- _WORK INSTRUCTION_
In the data that follows, find each line containing "rating" and copy it.
◆ ◆ ◆ ◆
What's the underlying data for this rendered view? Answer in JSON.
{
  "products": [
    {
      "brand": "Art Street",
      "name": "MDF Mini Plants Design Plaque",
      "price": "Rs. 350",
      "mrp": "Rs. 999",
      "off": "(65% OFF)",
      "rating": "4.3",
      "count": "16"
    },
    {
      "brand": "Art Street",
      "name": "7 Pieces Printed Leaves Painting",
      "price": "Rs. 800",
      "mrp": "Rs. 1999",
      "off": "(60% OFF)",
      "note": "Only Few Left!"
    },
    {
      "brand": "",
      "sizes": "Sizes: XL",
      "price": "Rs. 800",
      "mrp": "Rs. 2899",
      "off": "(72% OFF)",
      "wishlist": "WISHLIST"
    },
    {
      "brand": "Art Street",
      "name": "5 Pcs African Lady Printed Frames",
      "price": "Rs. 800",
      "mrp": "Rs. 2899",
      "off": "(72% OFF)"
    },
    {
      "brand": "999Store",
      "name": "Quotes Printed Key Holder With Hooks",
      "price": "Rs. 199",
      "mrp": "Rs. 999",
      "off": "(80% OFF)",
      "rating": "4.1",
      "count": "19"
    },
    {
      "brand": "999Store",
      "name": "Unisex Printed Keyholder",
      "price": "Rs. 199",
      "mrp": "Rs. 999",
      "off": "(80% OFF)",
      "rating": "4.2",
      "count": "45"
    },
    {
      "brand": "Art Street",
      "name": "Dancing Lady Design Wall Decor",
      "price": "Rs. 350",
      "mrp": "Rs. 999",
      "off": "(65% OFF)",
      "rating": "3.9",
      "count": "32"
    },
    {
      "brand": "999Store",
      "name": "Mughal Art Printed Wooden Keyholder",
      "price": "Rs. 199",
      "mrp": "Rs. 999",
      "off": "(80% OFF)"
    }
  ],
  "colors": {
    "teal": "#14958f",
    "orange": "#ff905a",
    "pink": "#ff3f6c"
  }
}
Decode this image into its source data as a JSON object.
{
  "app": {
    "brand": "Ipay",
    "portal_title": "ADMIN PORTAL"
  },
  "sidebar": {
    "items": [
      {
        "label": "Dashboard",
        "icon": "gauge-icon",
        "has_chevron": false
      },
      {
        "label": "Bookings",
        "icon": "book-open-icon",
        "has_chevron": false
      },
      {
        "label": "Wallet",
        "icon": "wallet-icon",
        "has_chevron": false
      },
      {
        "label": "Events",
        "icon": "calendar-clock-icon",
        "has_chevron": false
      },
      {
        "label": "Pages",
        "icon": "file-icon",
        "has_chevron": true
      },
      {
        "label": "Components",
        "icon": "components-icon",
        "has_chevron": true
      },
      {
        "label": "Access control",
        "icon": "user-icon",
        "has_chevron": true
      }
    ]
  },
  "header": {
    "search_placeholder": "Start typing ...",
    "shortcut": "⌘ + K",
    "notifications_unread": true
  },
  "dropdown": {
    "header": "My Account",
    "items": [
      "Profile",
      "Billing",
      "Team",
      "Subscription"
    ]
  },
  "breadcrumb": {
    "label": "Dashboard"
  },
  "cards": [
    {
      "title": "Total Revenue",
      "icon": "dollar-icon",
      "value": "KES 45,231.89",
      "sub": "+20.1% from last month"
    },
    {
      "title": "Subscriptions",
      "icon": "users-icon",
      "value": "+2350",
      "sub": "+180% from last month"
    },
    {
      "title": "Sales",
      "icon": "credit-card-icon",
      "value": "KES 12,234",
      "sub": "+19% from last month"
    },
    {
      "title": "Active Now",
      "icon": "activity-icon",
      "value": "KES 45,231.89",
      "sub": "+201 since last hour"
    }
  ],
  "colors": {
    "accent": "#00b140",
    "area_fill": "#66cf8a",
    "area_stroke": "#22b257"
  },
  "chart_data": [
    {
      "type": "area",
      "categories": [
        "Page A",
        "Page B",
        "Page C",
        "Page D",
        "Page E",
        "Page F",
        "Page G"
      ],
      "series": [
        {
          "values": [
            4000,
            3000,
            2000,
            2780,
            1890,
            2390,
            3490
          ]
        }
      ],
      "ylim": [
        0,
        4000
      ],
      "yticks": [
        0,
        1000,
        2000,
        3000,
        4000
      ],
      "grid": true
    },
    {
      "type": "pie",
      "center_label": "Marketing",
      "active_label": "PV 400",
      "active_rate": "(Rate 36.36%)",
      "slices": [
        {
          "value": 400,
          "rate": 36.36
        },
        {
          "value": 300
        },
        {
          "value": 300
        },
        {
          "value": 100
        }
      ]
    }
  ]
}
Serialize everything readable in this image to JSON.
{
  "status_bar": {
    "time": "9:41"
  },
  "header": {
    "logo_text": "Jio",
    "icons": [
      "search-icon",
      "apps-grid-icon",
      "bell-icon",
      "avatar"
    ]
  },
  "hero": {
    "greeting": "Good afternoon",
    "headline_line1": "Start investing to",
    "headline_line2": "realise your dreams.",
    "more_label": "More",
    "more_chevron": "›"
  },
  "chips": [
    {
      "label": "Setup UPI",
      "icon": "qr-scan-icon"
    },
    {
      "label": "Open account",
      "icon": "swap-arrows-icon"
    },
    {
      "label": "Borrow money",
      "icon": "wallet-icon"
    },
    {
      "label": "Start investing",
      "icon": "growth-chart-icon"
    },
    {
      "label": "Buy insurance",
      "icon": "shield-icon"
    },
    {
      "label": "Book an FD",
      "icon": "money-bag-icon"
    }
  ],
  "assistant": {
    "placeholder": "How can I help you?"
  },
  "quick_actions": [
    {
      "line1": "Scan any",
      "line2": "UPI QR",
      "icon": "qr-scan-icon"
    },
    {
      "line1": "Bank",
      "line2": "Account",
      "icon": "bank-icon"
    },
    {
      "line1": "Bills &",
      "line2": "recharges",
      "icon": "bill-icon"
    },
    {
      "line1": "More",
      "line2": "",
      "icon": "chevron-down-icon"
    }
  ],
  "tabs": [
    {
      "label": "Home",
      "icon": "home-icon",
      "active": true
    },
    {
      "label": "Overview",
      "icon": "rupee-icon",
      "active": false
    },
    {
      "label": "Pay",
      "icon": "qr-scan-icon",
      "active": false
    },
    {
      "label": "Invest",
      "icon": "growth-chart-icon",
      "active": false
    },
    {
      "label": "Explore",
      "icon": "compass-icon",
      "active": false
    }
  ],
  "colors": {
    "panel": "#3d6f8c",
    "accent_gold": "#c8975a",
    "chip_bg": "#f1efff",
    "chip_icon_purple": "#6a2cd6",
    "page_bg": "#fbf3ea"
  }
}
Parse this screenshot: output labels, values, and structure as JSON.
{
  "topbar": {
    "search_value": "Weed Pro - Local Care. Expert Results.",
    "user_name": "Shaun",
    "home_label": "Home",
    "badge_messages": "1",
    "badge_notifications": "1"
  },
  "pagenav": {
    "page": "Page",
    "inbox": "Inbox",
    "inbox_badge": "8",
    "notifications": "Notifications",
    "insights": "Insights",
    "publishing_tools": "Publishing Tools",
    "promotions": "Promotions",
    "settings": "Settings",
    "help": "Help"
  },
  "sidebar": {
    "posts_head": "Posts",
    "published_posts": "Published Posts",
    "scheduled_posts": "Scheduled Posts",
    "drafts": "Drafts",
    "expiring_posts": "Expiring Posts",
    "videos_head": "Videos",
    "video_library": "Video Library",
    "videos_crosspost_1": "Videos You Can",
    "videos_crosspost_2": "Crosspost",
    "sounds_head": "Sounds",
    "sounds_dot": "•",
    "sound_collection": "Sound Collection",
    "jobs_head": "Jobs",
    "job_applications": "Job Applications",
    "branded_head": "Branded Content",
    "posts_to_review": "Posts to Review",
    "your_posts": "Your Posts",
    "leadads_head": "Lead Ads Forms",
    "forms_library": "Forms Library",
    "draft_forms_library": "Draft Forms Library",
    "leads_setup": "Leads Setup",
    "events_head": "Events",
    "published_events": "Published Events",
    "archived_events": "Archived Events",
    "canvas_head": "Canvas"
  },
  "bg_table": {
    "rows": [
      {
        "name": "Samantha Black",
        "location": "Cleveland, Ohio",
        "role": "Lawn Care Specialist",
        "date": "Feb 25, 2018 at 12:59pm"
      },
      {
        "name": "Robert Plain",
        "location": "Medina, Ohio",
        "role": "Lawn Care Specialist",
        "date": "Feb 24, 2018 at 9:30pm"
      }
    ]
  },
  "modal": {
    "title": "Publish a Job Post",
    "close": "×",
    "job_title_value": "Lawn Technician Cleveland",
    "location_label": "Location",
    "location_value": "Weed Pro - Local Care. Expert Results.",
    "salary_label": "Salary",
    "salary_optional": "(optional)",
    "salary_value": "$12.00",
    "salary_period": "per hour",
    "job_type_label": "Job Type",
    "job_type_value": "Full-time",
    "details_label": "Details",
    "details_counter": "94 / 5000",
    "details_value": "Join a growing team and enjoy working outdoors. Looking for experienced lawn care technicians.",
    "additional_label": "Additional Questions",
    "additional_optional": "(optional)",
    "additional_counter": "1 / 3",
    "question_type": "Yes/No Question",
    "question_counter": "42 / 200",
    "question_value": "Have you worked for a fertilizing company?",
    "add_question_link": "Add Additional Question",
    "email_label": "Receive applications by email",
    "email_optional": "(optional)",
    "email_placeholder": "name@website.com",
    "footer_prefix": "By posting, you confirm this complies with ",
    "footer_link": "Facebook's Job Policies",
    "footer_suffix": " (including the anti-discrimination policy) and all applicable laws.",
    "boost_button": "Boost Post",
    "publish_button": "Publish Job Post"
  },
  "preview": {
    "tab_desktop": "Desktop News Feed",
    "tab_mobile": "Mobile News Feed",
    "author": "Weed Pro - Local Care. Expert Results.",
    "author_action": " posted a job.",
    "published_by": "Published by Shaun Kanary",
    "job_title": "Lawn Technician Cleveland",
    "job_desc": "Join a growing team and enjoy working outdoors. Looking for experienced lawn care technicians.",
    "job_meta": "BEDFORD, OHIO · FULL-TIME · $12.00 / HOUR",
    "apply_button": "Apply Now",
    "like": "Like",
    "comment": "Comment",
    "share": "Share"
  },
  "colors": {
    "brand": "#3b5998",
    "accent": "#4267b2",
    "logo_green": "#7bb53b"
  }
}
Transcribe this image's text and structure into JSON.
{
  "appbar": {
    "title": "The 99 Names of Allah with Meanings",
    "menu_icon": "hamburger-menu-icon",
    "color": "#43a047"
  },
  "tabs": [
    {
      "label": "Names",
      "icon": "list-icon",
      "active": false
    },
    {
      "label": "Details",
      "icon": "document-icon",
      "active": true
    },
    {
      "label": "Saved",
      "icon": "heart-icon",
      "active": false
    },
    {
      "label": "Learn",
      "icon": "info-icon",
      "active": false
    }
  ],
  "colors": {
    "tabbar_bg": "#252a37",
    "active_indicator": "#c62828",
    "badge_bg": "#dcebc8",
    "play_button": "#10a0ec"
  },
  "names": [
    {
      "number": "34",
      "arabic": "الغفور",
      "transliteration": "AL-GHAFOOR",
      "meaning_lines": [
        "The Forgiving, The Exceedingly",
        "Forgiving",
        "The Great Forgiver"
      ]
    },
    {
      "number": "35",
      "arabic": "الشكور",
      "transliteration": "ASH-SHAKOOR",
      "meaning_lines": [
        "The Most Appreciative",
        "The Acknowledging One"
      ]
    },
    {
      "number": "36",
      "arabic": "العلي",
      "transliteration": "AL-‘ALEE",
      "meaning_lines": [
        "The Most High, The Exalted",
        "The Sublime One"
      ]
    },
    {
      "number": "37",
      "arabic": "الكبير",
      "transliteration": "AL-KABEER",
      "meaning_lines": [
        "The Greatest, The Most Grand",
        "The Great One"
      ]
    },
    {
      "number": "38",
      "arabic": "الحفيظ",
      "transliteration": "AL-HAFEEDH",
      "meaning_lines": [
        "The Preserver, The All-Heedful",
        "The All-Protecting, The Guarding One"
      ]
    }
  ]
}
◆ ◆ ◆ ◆
- _ANSWER AREA_
      "rating": "4.3",
      "rating": "4.1",
      "rating": "4.2",
      "rating": "3.9",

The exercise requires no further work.